When Chinese President Xi Jinping visited the UK in late October, the Brits were criticized for overlooking Beijing’s record of political suppression. At the time, we explained that this isn’t exactly new: London has been accused of putting profit over human rights in the Orient since it encouraged the opium trade. Yet this week has seen an unusual row. Reuters:
China on Thursday lashed out at Britain’s belated criticism of its security officers’ pushing of diplomats at a rights trial, in an unusual public sign of disagreement between countries supposedly enjoying a “golden” era in ties.
Plainclothes security officers on Monday shoved diplomats, journalists and protesters away from a courthouse in Beijing where prominent human rights lawyer Pu Zhiqiang was on trial.
As many as 11 diplomats from countries including the United States, Germany, Britain and France had gathered to observe the trial, but were refused entry by the police.
Britain has told China the “physical mistreatment” of diplomats and journalists in Beijing was unacceptable, a Foreign Office representative said in a statement issued by the British embassy in Beijing.
Some like to claim that Britain isn’t being sufficiently tough on China (see Reuters’ use of the word “belated” for a sense, or the link above). There’s truth to the criticism, but we’re sympathetic to Britain’s goals: It’s important to defend one’s own personnel from disrespectful treatment, as in this case, but in general excessive hand wringing over China isn’t very productive (see, for example, the mess our self-righteous protestations exacerbated in Thailand). Post-empire Britain needs to ensure London is the world’s financial capital, and it needs Beijing for that. Furthermore, if there’s a Brexit, Britain will need a diversified trade portfolio. There’s little point in jeopardizing these things for the sake of ineffective and likely counterproductive rhetoric.
In the long run, the best way to improve human rights in China is to bring it into an American-led world order, not to castigate it at every opportunity. The West should stand by its values, and be careful about encouraging China, or giving them too much leeway.

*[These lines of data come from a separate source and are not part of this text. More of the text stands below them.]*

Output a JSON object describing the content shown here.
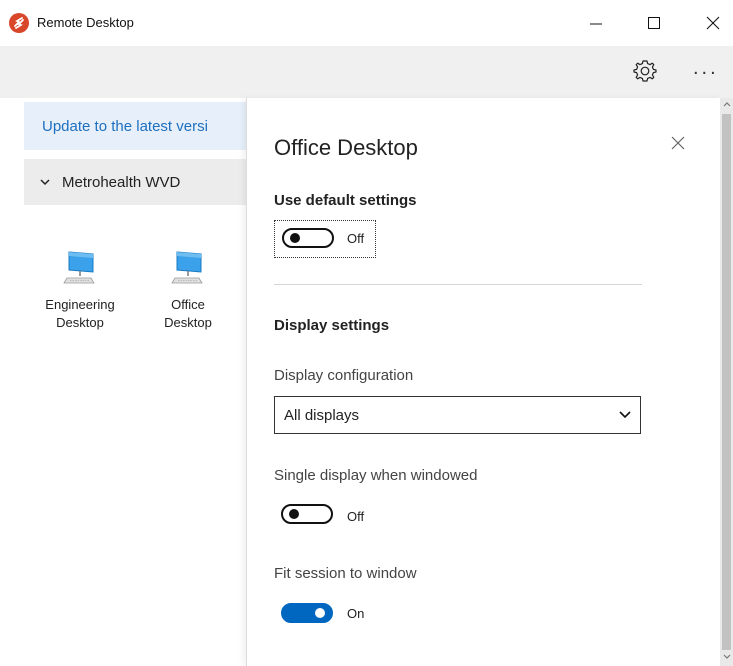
{
  "window": {
    "title": "Remote Desktop",
    "icon": "remote-desktop-app-icon",
    "controls": {
      "minimize": "minimize-icon",
      "maximize": "maximize-icon",
      "close": "close-icon"
    }
  },
  "toolbar": {
    "settings_icon": "gear-icon",
    "more_label": "..."
  },
  "sidebar": {
    "update_banner": "Update to the latest versi",
    "group": {
      "label": "Metrohealth WVD",
      "expanded": true
    },
    "desktops": [
      {
        "line1": "Engineering",
        "line2": "Desktop",
        "icon": "computer-icon"
      },
      {
        "line1": "Office",
        "line2": "Desktop",
        "icon": "computer-icon"
      }
    ]
  },
  "panel": {
    "title": "Office Desktop",
    "use_default": {
      "heading": "Use default settings",
      "state": "Off",
      "on": false
    },
    "display": {
      "heading": "Display settings",
      "config_label": "Display configuration",
      "config_value": "All displays",
      "single_label": "Single display when windowed",
      "single_state": "Off",
      "single_on": false,
      "fit_label": "Fit session to window",
      "fit_state": "On",
      "fit_on": true
    }
  },
  "colors": {
    "accent": "#0067c0",
    "banner_bg": "#e7f0fa",
    "banner_text": "#1d6fbf",
    "app_icon": "#d9472a"
  }
}
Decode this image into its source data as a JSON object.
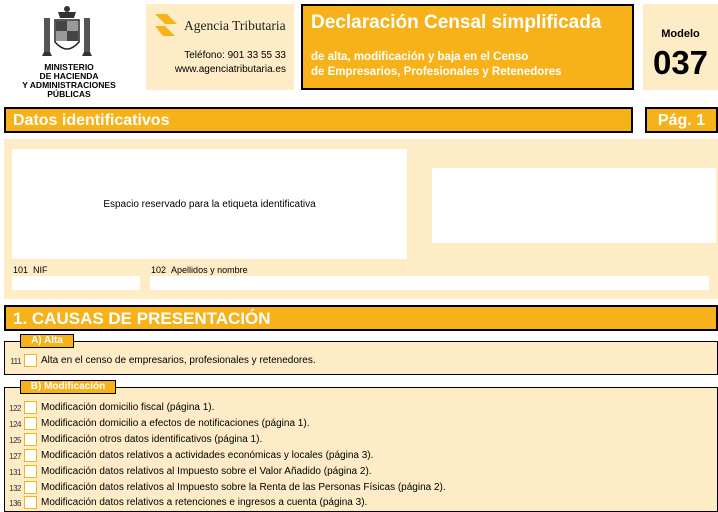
{
  "header": {
    "ministry_lines": [
      "MINISTERIO",
      "DE HACIENDA",
      "Y ADMINISTRACIONES PÚBLICAS"
    ],
    "agency_name": "Agencia Tributaria",
    "agency_phone": "Teléfono: 901 33 55 33",
    "agency_web": "www.agenciatributaria.es",
    "title": "Declaración Censal simplificada",
    "subtitle_line1": "de alta, modificación y baja en el Censo",
    "subtitle_line2": "de Empresarios, Profesionales y Retenedores",
    "model_label": "Modelo",
    "model_number": "037"
  },
  "ident": {
    "section_title": "Datos identificativos",
    "page_label": "Pág. 1",
    "label_space_text": "Espacio reservado para la etiqueta identificativa",
    "nif_code": "101",
    "nif_label": "NIF",
    "name_code": "102",
    "name_label": "Apellidos y nombre"
  },
  "causes": {
    "title": "1. CAUSAS DE PRESENTACIÓN",
    "alta": {
      "heading": "A) Alta",
      "items": [
        {
          "code": "111",
          "label": "Alta en el censo de empresarios, profesionales y retenedores."
        }
      ]
    },
    "modificacion": {
      "heading": "B) Modificación",
      "items": [
        {
          "code": "122",
          "label": "Modificación domicilio fiscal (página 1)."
        },
        {
          "code": "124",
          "label": "Modificación domicilio a efectos de notificaciones (página 1)."
        },
        {
          "code": "125",
          "label": "Modificación otros datos identificativos (página 1)."
        },
        {
          "code": "127",
          "label": "Modificación datos relativos a actividades económicas y locales (página 3)."
        },
        {
          "code": "131",
          "label": "Modificación datos relativos al Impuesto sobre el Valor Añadido (página 2)."
        },
        {
          "code": "132",
          "label": "Modificación datos relativos al Impuesto sobre la Renta de las Personas Físicas (página 2)."
        },
        {
          "code": "136",
          "label": "Modificación datos relativos a retenciones e ingresos a cuenta (página 3)."
        }
      ]
    }
  },
  "colors": {
    "accent": "#f7b21a",
    "panel": "#fdecc6"
  }
}
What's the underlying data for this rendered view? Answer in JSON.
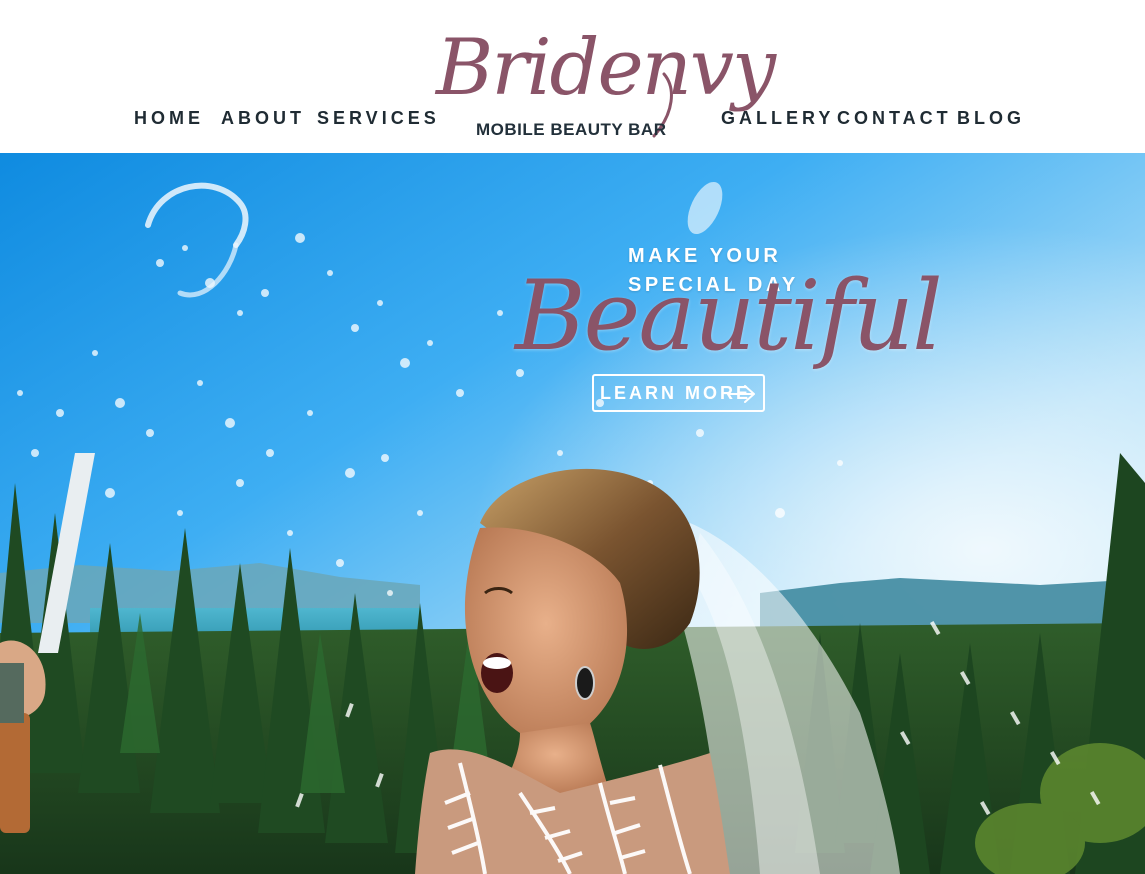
{
  "brand": {
    "script_name": "Bridenvy",
    "tagline": "MOBILE BEAUTY BAR",
    "accent_color": "#8a5468",
    "text_color": "#1f2b33"
  },
  "nav": {
    "left": [
      {
        "label": "HOME"
      },
      {
        "label": "ABOUT"
      },
      {
        "label": "SERVICES"
      }
    ],
    "right": [
      {
        "label": "GALLERY"
      },
      {
        "label": "CONTACT"
      },
      {
        "label": "BLOG"
      }
    ]
  },
  "hero": {
    "line1": "MAKE YOUR",
    "line2": "SPECIAL DAY",
    "script_word": "Beautiful",
    "cta_label": "LEARN MORE",
    "cta_icon": "arrow-right-icon",
    "image_description_icon": "hero-photo"
  }
}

But we should also recognize that China isn’t going to change simply because we tell it to. The specifics of that balancing act will vary in different Western countries, of course. But, for the moment, Britain looks like it’s on to a promising approach.